§ **WORK ORDER**
Reproduce the listing below without any change.

§ **RECORDED INFORMATION**
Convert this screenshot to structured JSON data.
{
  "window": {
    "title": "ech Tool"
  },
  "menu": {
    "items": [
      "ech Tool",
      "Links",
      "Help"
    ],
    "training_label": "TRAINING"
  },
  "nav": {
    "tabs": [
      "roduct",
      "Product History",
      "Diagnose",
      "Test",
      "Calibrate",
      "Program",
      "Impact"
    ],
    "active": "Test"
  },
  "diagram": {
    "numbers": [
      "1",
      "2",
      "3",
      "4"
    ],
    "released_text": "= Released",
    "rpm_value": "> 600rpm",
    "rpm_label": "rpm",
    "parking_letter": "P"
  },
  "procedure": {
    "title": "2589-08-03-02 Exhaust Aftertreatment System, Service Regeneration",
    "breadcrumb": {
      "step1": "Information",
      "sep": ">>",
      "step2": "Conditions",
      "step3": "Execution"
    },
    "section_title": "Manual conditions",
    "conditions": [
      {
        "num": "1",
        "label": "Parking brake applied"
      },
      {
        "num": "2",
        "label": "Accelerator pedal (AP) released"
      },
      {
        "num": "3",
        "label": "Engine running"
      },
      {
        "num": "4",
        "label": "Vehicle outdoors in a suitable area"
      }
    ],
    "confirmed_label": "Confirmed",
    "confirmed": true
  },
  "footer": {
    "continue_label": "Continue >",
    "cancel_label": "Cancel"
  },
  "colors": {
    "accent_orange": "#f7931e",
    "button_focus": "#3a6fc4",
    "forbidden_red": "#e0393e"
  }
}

§ **FINISHED TASK**
Convert this screenshot to structured JSON data.
{
  "window": {
    "title": "ech Tool"
  },
  "menu": {
    "items": [
      "ech Tool",
      "Links",
      "Help"
    ],
    "training_label": "TRAINING"
  },
  "nav": {
    "tabs": [
      "roduct",
      "Product History",
      "Diagnose",
      "Test",
      "Calibrate",
      "Program",
      "Impact"
    ],
    "active": "Test"
  },
  "diagram": {
    "numbers": [
      "1",
      "2",
      "3",
      "4"
    ],
    "released_text": "= Released",
    "rpm_value": "> 600rpm",
    "rpm_label": "rpm",
    "parking_letter": "P"
  },
  "procedure": {
    "title": "2589-08-03-02 Exhaust Aftertreatment System, Service Regeneration",
    "breadcrumb": {
      "step1": "Information",
      "sep": ">>",
      "step2": "Conditions",
      "step3": "Execution"
    },
    "section_title": "Manual conditions",
    "conditions": [
      {
        "num": "1",
        "label": "Parking brake applied"
      },
      {
        "num": "2",
        "label": "Accelerator pedal (AP) released"
      },
      {
        "num": "3",
        "label": "Engine running"
      },
      {
        "num": "4",
        "label": "Vehicle outdoors in a suitable area"
      }
    ],
    "confirmed_label": "Confirmed",
    "confirmed": true
  },
  "footer": {
    "continue_label": "Continue >",
    "cancel_label": "Cancel"
  },
  "colors": {
    "accent_orange": "#f7931e",
    "button_focus": "#3a6fc4",
    "forbidden_red": "#e0393e"
  }
}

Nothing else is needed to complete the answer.